(i) Tom became an architect.
(iv) She moves a goddess ; and she looks a queen. On examining the verbs in these sentences, it will be seen that they do not and cannot govern the noun that follows them. The noun before and the noun after, designate the same person.
RULE V.-A Noun and an Adjective, or a Noun and a Participle, or a Noun and an Adjective Phrase,—not syntactically
connected with any other word in the sentence,—are put in the Nominative Absolute. Thus we have :(i) “She earns a scanty pittance, and at night
Lies down secure, her heart and pocket light.”—COWPER, (ii) The wind shifting, we sailed slowly. (iii) “Next Anger rushed, his eyes on fire.”—COLLINS. (iv) Dinner over, we went up-stairs.
The word absolutus means freed; and the absolute case has been freed from, and is independent of, the construction of the sentence.
REMARKS.—1. In the oldest English (or Anglo-Saxon), the absolute case was the Dative; and this we find even as late as Milton (1608-1674), who says
“Him destroyed, All else will follow."
2. Caution! In the sentence, “Pompey, having been defeated, fled to Africa,” the phrase having been defeated is an attributive clause to Pompey, which is the noun to fled. But, in the sentence, “Pompey having been defeated, his army broke up," Pompey—not being the noun to any verb is in the nominative absolute. Hence, if a noun is the nominative to a verb, it cannot be in the nominative absolute.
REMARKS ON EXCEPTIONS.
1. The pronoun It is often used as a Preparatory Nominative, or—as it may also be called—a Representative Subject. Thus we say, “It is very hard to climb that hill,” where it stands for the true nominative, to-climb-that-hill.
2. In the same way, the demonstrative adjective that is often used as a Representative Subject. “That (he has gone to Paris) is certain.” What is certain ? That. What is that ? The fact that he has gone to Paris.
3. Still more oddly, we find both it and that used in one sentence as a kind of Joint-Representative Subject. Thus we have : (i) “It now and then happened that (he lost his temper);" and, in Shakespeare's “Othello " -

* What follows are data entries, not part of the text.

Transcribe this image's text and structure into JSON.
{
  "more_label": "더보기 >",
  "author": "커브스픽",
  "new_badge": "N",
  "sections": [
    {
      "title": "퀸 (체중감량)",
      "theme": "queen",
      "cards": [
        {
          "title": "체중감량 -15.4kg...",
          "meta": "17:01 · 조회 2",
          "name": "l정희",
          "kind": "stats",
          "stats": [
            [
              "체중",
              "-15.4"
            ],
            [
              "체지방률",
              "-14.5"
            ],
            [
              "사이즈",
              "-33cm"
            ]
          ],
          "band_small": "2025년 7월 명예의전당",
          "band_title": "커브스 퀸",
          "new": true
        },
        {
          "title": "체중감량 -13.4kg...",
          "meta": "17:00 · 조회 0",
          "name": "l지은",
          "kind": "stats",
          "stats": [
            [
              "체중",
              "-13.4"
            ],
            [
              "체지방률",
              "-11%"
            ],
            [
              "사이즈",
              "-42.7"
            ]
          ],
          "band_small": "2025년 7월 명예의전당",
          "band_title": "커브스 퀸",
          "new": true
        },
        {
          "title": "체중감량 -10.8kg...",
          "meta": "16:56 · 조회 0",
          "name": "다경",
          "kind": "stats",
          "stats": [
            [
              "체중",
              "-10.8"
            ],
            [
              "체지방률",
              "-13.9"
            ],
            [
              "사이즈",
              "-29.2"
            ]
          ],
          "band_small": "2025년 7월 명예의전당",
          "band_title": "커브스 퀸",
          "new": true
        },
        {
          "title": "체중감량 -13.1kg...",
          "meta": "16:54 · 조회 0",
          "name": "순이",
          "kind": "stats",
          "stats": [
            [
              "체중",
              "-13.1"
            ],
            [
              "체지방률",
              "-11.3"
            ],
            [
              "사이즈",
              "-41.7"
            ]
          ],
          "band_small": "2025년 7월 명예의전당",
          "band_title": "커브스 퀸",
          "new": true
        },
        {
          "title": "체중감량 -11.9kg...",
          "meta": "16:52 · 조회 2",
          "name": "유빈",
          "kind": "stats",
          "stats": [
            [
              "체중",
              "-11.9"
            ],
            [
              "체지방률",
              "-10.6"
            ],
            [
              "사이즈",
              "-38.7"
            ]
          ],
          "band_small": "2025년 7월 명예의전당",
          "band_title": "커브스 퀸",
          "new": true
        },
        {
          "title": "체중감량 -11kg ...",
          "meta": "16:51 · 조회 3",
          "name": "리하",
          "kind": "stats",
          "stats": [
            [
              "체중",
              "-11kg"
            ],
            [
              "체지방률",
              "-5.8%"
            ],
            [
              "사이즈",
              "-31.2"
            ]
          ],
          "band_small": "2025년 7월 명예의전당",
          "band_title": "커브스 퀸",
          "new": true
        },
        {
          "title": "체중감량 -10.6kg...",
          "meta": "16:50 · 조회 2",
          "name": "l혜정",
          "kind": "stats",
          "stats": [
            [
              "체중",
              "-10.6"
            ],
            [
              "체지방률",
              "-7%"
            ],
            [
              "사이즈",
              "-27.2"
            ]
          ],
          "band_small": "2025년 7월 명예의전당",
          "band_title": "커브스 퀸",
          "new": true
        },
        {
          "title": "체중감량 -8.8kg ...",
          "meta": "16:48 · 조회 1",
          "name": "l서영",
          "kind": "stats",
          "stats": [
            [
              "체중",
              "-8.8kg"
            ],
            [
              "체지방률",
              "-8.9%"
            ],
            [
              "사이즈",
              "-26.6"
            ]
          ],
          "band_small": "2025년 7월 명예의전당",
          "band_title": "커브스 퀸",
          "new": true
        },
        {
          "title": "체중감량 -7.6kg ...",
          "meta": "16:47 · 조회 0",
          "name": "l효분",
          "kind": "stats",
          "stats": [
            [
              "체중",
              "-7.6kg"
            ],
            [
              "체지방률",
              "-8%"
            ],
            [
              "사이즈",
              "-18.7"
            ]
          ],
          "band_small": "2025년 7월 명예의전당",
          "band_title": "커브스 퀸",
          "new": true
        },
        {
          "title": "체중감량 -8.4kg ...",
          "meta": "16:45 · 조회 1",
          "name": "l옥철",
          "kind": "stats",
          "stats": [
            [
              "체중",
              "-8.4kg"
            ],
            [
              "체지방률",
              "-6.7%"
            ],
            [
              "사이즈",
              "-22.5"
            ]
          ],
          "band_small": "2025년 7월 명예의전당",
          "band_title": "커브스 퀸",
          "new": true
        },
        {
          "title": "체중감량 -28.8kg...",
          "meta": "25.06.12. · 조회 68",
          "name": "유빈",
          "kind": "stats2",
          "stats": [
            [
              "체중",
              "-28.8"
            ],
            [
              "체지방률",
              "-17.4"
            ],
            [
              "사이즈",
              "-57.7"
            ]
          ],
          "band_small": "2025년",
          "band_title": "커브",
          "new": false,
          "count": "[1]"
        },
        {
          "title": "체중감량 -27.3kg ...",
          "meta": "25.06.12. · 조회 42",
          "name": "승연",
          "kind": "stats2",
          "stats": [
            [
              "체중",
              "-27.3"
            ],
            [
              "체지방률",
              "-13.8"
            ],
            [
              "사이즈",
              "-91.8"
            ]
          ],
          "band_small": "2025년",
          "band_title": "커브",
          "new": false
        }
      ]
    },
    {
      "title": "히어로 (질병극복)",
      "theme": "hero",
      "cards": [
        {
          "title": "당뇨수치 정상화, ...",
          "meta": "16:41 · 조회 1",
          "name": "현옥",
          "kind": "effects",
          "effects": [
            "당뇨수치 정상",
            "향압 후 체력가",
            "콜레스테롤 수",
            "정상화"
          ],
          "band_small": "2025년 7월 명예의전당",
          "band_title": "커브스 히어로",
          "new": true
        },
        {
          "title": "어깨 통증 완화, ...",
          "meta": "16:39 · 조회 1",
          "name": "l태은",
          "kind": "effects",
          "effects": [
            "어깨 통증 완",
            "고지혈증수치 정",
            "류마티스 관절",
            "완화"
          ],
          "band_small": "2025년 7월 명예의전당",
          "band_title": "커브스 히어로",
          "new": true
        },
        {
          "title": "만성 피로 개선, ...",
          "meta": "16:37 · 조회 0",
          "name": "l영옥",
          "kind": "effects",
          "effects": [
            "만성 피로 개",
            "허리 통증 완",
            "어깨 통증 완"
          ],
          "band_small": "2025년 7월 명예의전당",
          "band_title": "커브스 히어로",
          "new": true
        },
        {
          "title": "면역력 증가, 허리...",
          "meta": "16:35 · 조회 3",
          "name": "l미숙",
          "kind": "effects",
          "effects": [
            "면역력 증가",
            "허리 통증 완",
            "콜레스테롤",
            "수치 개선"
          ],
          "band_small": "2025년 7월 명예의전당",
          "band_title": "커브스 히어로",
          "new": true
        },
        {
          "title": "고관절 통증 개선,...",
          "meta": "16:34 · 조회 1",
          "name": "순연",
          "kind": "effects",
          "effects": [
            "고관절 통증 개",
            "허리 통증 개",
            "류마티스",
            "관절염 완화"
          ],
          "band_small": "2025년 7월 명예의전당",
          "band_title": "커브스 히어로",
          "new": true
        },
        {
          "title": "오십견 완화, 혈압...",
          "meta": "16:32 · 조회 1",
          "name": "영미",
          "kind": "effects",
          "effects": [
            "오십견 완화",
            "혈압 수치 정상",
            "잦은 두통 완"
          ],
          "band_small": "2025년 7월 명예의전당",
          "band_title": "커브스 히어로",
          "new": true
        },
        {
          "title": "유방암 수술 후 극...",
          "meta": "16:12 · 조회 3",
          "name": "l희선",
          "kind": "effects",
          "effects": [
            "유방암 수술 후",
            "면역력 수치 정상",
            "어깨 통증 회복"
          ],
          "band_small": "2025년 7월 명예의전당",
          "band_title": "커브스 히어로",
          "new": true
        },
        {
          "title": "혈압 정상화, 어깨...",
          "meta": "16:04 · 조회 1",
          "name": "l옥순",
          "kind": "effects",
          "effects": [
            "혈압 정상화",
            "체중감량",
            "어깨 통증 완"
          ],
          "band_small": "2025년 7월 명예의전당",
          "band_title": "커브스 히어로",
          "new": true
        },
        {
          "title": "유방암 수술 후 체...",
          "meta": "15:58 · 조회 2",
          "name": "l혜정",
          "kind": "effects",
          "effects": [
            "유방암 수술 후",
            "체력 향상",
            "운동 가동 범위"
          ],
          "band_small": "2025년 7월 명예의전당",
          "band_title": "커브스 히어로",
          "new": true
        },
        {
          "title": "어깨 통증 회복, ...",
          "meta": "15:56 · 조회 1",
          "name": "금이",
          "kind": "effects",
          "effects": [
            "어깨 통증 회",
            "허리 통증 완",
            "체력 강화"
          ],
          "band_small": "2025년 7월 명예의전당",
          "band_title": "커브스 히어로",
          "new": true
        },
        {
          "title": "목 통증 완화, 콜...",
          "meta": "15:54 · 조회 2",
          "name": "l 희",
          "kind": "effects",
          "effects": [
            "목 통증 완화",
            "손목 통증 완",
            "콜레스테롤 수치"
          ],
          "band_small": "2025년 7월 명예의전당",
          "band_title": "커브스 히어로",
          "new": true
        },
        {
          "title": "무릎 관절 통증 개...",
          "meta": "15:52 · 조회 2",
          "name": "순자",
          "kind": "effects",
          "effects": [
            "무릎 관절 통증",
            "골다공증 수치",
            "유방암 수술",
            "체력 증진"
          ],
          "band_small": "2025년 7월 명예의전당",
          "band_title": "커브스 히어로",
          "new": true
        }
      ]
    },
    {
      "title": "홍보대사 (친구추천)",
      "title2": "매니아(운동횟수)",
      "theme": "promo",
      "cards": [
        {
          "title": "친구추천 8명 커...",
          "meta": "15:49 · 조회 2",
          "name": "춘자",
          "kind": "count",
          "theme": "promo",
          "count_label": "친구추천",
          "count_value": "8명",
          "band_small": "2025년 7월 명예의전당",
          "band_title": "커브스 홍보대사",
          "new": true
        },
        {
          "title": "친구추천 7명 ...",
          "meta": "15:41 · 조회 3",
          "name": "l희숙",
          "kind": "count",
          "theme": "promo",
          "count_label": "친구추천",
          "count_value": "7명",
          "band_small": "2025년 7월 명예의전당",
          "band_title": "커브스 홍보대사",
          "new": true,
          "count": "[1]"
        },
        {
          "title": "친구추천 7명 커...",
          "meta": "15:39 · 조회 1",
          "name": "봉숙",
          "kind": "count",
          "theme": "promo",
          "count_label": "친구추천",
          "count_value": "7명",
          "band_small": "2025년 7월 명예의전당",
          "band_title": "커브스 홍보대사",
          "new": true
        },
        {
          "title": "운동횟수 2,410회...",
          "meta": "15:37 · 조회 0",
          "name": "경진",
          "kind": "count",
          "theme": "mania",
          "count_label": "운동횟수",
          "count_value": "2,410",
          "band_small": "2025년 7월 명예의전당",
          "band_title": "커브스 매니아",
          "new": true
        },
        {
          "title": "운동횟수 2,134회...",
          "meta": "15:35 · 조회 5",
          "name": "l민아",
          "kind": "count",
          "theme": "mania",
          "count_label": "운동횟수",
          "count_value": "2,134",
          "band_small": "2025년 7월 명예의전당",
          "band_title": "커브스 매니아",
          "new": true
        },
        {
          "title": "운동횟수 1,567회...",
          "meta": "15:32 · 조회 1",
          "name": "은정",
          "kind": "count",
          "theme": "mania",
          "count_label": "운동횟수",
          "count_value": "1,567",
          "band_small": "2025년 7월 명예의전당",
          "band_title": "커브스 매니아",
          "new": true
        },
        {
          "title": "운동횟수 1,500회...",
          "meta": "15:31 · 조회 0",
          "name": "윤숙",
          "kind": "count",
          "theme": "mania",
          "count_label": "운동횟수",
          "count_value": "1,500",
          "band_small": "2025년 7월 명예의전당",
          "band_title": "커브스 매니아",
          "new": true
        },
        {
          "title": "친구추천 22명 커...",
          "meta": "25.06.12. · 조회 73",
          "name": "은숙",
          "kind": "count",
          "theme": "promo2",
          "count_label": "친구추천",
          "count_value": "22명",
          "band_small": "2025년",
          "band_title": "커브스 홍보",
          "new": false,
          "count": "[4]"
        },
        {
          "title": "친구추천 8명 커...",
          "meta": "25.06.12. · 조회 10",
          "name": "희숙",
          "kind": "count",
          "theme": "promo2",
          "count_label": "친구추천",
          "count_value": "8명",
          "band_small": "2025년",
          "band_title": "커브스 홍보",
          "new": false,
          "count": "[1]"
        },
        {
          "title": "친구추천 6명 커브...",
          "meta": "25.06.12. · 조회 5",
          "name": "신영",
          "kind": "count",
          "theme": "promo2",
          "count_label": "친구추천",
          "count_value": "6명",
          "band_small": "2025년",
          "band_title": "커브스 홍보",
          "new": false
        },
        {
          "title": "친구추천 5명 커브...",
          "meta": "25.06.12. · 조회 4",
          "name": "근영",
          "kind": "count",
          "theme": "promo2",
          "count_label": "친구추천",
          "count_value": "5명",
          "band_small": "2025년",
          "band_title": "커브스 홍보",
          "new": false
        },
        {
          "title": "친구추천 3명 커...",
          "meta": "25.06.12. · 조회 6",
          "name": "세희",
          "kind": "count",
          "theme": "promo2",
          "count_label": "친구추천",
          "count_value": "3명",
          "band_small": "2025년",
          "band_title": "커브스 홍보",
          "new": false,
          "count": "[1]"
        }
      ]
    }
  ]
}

(ii) “That (I have ta’en away this old man's daughter)
It is most true."
What is most true? It. What is it? That. What is that?? That (I have taken away, etc.) Here the verb is has really three subjects, all meaning the same thing.
1AT It must be observed that the demonstrative that has by use gained the
force, and exercises the function, of a conjunction joining two sentences. It here joins the two sentences “It is most true," and “I have taken away," etc.
4. The nominative to a verb in the Imperative Mood is often omitted. Thus Come along! = Come thou (or ye) along! !
2.—THE POSSESSIVE CASE.
RULE VI.—When one Noun stands in the relation of an attribute to another Noun, the first of these nouns is put in the Possessive Casè.
(i) The Possessive Case originally denoted mere possession, as John's book; John's gun. But it has gradually gained a wider reference; and we can say, “ The Duke of Portland's funeral,” etc.
(ii) The objective case with of is the possessive ; and we can say, "The might of England," instead of “England's might.”
RULE VII.—When (i) two or more Possessives are in apposition, or (ii) when several nouns connected by and are in the possessive case, the sign of the possessive is affixed to the last only.
(i) Thus we find : (i) For thy servant David's sake. (ii) Messrs Simpkin & Marshall's house.
AT The fact is, that Messrs Simpkin-&-Marshall, and other such phrases, are regarded as one compound phrase.
(ii) The sentence, This is a picture of Turner's,” is “ This is a picture (one) of Turner's pictures.' The of governs, not Turner's, but pictures. Hence it is not a double possessive, though it looks like it.
The phrase, “a friend of mine," contains the same idiom; only mine is used in place of my, because the word friend has been suppressed.